|Kagan, 48, is Harvard Law School's first female dean.|
Harvard's law dean on Obama short list
Harvard Law School Dean Elena Kagan is a leading candidate to be President-elect Barack Obama's representative at the US Supreme Court, according to people familiar with the selection process.
Kagan, the first female dean at Harvard Law School, and former Stanford Law School Dean Kathleen Sullivan are the two top contenders for solicitor general, a post that might be a step toward a seat on the Supreme Court itself.
Kagan, 48, became a top candidate after being passed over for deputy attorney general, a slot set to go to Washington lawyer David Ogden, the people familiar with the selection process said.

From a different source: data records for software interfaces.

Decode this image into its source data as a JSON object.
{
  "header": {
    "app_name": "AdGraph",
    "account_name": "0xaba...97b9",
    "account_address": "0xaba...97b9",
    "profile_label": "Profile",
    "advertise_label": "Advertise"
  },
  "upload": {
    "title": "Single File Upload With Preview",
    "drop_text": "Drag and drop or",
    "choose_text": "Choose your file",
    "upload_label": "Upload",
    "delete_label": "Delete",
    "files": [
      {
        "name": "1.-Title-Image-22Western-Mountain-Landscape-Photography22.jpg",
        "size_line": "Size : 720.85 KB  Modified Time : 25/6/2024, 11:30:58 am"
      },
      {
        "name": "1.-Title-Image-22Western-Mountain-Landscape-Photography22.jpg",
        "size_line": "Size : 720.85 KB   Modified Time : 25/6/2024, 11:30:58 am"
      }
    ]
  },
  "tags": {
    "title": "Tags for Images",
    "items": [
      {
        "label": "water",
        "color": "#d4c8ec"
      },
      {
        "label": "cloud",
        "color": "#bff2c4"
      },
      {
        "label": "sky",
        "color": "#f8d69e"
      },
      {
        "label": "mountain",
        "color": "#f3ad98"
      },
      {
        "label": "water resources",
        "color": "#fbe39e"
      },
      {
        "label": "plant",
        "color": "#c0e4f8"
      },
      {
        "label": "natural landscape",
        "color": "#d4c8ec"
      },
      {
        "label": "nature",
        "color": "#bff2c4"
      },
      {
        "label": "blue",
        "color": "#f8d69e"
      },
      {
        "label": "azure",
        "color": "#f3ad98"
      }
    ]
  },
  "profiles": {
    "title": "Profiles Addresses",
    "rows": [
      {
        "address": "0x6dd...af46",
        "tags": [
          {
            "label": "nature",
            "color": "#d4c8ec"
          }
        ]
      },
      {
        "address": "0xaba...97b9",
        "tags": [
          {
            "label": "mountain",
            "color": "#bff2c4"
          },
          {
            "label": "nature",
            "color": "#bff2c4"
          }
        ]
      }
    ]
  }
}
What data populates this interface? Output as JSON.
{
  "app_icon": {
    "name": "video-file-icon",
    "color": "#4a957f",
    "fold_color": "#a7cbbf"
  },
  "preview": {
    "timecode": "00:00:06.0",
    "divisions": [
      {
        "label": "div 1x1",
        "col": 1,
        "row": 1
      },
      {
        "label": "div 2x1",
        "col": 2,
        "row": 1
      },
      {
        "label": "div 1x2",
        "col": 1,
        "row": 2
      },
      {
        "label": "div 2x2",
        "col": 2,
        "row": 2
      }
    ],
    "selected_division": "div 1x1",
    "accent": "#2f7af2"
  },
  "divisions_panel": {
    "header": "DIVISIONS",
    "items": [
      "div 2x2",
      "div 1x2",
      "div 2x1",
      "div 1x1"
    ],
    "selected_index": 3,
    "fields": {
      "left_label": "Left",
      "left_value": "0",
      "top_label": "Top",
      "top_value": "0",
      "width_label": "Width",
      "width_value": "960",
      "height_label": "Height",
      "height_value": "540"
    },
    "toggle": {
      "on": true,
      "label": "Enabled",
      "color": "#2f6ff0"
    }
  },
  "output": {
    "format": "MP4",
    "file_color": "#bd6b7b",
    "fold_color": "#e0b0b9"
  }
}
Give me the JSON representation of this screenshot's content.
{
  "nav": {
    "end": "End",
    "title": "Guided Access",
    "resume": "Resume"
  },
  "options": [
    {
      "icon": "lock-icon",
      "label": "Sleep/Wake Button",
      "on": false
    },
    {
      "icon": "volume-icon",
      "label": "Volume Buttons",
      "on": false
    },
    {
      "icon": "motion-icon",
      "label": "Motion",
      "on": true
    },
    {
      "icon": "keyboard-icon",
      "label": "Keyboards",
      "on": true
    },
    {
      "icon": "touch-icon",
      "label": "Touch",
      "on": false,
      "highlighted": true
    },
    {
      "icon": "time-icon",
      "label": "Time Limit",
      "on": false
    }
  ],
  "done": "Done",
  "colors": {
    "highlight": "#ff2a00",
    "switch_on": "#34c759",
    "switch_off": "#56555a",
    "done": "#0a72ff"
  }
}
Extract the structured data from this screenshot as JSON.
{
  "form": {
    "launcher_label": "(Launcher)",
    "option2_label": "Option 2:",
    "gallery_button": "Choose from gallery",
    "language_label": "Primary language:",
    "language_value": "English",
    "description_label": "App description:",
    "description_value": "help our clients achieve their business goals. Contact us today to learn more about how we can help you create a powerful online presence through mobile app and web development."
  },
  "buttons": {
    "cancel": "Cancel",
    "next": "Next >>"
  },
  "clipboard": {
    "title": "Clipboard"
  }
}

Kagan would be likely to garner bipartisan support; she won plaudits from liberals and conservatives alike for smoothing over the ideological tensions that plagued the Harvard Law School faculty before she became dean in 2003. She has never argued a Supreme Court case, but she worked with Obama on the University of Chicago Law School faculty during the 1990s.
One source close to the governor and another source in the Democratic Party said that Ritter has chosen Bennet, who was considered a dark horse candidate because of his lack of legislative experience. Ritter scheduled a press conference for today to introduce his pick.
Bennet had been mentioned as a possible choice for Obama's education secretary, but Obama chose Arne Duncan, chief executive officer of Chicago public schools for that Cabinet post.
The Yale-educated lawyer in 2003 was tapped to be chief of staff for Denver Mayor John Hickenlooper, who then encouraged him to apply for the superintendent job for the 150-school city system two years later.
Senator John Cornyn of Texas said Republicans will object to anyone taking the seat until an anticipated court case is finished and an official election certificate is conferred. Republicans will control enough seats in the Senate to mount a filibuster if necessary.
Pending the counting of hundreds of unopened absentee ballots, Franken holds a 49-vote lead over Coleman, whose term expires at noon today.
Minnesota's other senator, Democrat Amy Klobuchar, has said the man with the most votes after the recount concludes should be seated while legal matters play out. Franken hasn't discussed his intentions.
A court challenge and possible appeals could keep the Franken-Coleman contest unsettled for several months.
Hundreds of uncounted absentee ballots are due to be opened and examined today, and the Canvassing Board had hoped to wrap up its work by Tuesday.